**What the task requires**
Would you retype every line below without changing anything?

Data records for software interfaces
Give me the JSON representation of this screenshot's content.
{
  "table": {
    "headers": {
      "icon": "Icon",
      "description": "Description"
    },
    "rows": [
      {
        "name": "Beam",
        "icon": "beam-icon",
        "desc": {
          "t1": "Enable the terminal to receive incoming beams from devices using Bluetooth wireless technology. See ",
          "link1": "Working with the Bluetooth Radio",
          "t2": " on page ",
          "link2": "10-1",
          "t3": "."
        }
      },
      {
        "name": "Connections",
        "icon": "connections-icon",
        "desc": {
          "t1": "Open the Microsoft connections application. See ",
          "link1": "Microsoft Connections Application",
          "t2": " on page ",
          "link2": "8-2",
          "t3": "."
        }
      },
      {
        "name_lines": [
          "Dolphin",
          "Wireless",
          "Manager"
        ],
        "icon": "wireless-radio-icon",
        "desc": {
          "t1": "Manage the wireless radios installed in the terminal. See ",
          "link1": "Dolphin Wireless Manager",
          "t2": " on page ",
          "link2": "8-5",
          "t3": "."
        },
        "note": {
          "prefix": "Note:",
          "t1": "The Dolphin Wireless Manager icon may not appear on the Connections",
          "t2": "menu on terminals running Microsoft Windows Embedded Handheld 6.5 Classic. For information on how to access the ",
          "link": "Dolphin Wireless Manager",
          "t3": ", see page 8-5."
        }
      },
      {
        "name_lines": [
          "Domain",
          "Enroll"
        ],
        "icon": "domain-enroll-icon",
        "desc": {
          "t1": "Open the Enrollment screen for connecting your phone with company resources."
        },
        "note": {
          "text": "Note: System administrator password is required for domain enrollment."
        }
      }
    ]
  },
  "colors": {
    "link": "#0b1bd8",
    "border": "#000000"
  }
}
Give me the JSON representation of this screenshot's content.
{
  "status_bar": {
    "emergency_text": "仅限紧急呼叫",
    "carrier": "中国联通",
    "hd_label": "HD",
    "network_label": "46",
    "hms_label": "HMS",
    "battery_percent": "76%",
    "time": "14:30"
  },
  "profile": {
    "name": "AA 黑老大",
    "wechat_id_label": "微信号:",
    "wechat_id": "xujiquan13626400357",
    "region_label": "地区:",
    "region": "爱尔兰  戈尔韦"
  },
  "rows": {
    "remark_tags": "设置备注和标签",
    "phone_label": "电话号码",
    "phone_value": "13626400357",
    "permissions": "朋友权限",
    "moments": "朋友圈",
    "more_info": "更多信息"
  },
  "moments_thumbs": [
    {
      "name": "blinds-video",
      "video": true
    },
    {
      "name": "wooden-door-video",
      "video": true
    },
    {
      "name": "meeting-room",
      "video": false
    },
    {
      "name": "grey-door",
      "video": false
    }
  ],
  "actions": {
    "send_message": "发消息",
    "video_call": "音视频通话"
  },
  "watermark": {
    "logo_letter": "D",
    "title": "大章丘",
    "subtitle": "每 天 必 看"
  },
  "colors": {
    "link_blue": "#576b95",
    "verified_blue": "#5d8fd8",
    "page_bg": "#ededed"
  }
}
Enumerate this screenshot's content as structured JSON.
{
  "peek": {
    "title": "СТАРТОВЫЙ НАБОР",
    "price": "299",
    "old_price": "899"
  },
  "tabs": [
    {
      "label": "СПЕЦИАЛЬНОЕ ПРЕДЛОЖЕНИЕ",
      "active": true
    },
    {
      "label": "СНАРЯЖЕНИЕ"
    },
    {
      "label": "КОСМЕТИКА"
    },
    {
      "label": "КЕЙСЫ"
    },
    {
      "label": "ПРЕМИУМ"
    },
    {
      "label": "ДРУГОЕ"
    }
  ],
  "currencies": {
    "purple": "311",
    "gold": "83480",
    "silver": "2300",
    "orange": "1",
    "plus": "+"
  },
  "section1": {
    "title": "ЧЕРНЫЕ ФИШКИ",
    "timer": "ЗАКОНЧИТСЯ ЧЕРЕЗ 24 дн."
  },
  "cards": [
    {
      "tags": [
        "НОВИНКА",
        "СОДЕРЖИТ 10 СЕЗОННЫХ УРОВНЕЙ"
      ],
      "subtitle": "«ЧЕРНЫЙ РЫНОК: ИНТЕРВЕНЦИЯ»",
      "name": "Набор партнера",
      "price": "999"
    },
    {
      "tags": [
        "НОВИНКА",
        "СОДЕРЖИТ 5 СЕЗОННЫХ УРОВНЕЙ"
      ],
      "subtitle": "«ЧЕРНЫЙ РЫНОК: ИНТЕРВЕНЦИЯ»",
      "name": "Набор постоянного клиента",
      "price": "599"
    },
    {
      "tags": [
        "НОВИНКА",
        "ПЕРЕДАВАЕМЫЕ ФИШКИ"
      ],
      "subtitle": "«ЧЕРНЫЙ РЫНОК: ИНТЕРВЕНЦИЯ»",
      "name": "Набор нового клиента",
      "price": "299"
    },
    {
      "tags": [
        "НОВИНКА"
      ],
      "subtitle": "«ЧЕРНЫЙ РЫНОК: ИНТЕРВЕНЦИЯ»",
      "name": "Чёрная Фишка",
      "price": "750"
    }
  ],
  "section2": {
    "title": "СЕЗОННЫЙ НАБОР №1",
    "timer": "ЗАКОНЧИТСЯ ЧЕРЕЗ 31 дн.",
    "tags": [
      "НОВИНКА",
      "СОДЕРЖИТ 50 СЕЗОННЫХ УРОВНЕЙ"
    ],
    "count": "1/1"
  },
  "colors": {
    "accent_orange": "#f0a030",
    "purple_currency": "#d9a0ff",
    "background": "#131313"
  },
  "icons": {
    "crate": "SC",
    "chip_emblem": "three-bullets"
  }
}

**Task output**
Give me the JSON representation of this screenshot's content.
{
  "table": {
    "headers": {
      "icon": "Icon",
      "description": "Description"
    },
    "rows": [
      {
        "name": "Beam",
        "icon": "beam-icon",
        "desc": {
          "t1": "Enable the terminal to receive incoming beams from devices using Bluetooth wireless technology. See ",
          "link1": "Working with the Bluetooth Radio",
          "t2": " on page ",
          "link2": "10-1",
          "t3": "."
        }
      },
      {
        "name": "Connections",
        "icon": "connections-icon",
        "desc": {
          "t1": "Open the Microsoft connections application. See ",
          "link1": "Microsoft Connections Application",
          "t2": " on page ",
          "link2": "8-2",
          "t3": "."
        }
      },
      {
        "name_lines": [
          "Dolphin",
          "Wireless",
          "Manager"
        ],
        "icon": "wireless-radio-icon",
        "desc": {
          "t1": "Manage the wireless radios installed in the terminal. See ",
          "link1": "Dolphin Wireless Manager",
          "t2": " on page ",
          "link2": "8-5",
          "t3": "."
        },
        "note": {
          "prefix": "Note:",
          "t1": "The Dolphin Wireless Manager icon may not appear on the Connections",
          "t2": "menu on terminals running Microsoft Windows Embedded Handheld 6.5 Classic. For information on how to access the ",
          "link": "Dolphin Wireless Manager",
          "t3": ", see page 8-5."
        }
      },
      {
        "name_lines": [
          "Domain",
          "Enroll"
        ],
        "icon": "domain-enroll-icon",
        "desc": {
          "t1": "Open the Enrollment screen for connecting your phone with company resources."
        },
        "note": {
          "text": "Note: System administrator password is required for domain enrollment."
        }
      }
    ]
  },
  "colors": {
    "link": "#0b1bd8",
    "border": "#000000"
  }
}
Give me the JSON representation of this screenshot's content.
{
  "status_bar": {
    "emergency_text": "仅限紧急呼叫",
    "carrier": "中国联通",
    "hd_label": "HD",
    "network_label": "46",
    "hms_label": "HMS",
    "battery_percent": "76%",
    "time": "14:30"
  },
  "profile": {
    "name": "AA 黑老大",
    "wechat_id_label": "微信号:",
    "wechat_id": "xujiquan13626400357",
    "region_label": "地区:",
    "region": "爱尔兰  戈尔韦"
  },
  "rows": {
    "remark_tags": "设置备注和标签",
    "phone_label": "电话号码",
    "phone_value": "13626400357",
    "permissions": "朋友权限",
    "moments": "朋友圈",
    "more_info": "更多信息"
  },
  "moments_thumbs": [
    {
      "name": "blinds-video",
      "video": true
    },
    {
      "name": "wooden-door-video",
      "video": true
    },
    {
      "name": "meeting-room",
      "video": false
    },
    {
      "name": "grey-door",
      "video": false
    }
  ],
  "actions": {
    "send_message": "发消息",
    "video_call": "音视频通话"
  },
  "watermark": {
    "logo_letter": "D",
    "title": "大章丘",
    "subtitle": "每 天 必 看"
  },
  "colors": {
    "link_blue": "#576b95",
    "verified_blue": "#5d8fd8",
    "page_bg": "#ededed"
  }
}
Enumerate this screenshot's content as structured JSON.
{
  "peek": {
    "title": "СТАРТОВЫЙ НАБОР",
    "price": "299",
    "old_price": "899"
  },
  "tabs": [
    {
      "label": "СПЕЦИАЛЬНОЕ ПРЕДЛОЖЕНИЕ",
      "active": true
    },
    {
      "label": "СНАРЯЖЕНИЕ"
    },
    {
      "label": "КОСМЕТИКА"
    },
    {
      "label": "КЕЙСЫ"
    },
    {
      "label": "ПРЕМИУМ"
    },
    {
      "label": "ДРУГОЕ"
    }
  ],
  "currencies": {
    "purple": "311",
    "gold": "83480",
    "silver": "2300",
    "orange": "1",
    "plus": "+"
  },
  "section1": {
    "title": "ЧЕРНЫЕ ФИШКИ",
    "timer": "ЗАКОНЧИТСЯ ЧЕРЕЗ 24 дн."
  },
  "cards": [
    {
      "tags": [
        "НОВИНКА",
        "СОДЕРЖИТ 10 СЕЗОННЫХ УРОВНЕЙ"
      ],
      "subtitle": "«ЧЕРНЫЙ РЫНОК: ИНТЕРВЕНЦИЯ»",
      "name": "Набор партнера",
      "price": "999"
    },
    {
      "tags": [
        "НОВИНКА",
        "СОДЕРЖИТ 5 СЕЗОННЫХ УРОВНЕЙ"
      ],
      "subtitle": "«ЧЕРНЫЙ РЫНОК: ИНТЕРВЕНЦИЯ»",
      "name": "Набор постоянного клиента",
      "price": "599"
    },
    {
      "tags": [
        "НОВИНКА",
        "ПЕРЕДАВАЕМЫЕ ФИШКИ"
      ],
      "subtitle": "«ЧЕРНЫЙ РЫНОК: ИНТЕРВЕНЦИЯ»",
      "name": "Набор нового клиента",
      "price": "299"
    },
    {
      "tags": [
        "НОВИНКА"
      ],
      "subtitle": "«ЧЕРНЫЙ РЫНОК: ИНТЕРВЕНЦИЯ»",
      "name": "Чёрная Фишка",
      "price": "750"
    }
  ],
  "section2": {
    "title": "СЕЗОННЫЙ НАБОР №1",
    "timer": "ЗАКОНЧИТСЯ ЧЕРЕЗ 31 дн.",
    "tags": [
      "НОВИНКА",
      "СОДЕРЖИТ 50 СЕЗОННЫХ УРОВНЕЙ"
    ],
    "count": "1/1"
  },
  "colors": {
    "accent_orange": "#f0a030",
    "purple_currency": "#d9a0ff",
    "background": "#131313"
  },
  "icons": {
    "crate": "SC",
    "chip_emblem": "three-bullets"
  }
}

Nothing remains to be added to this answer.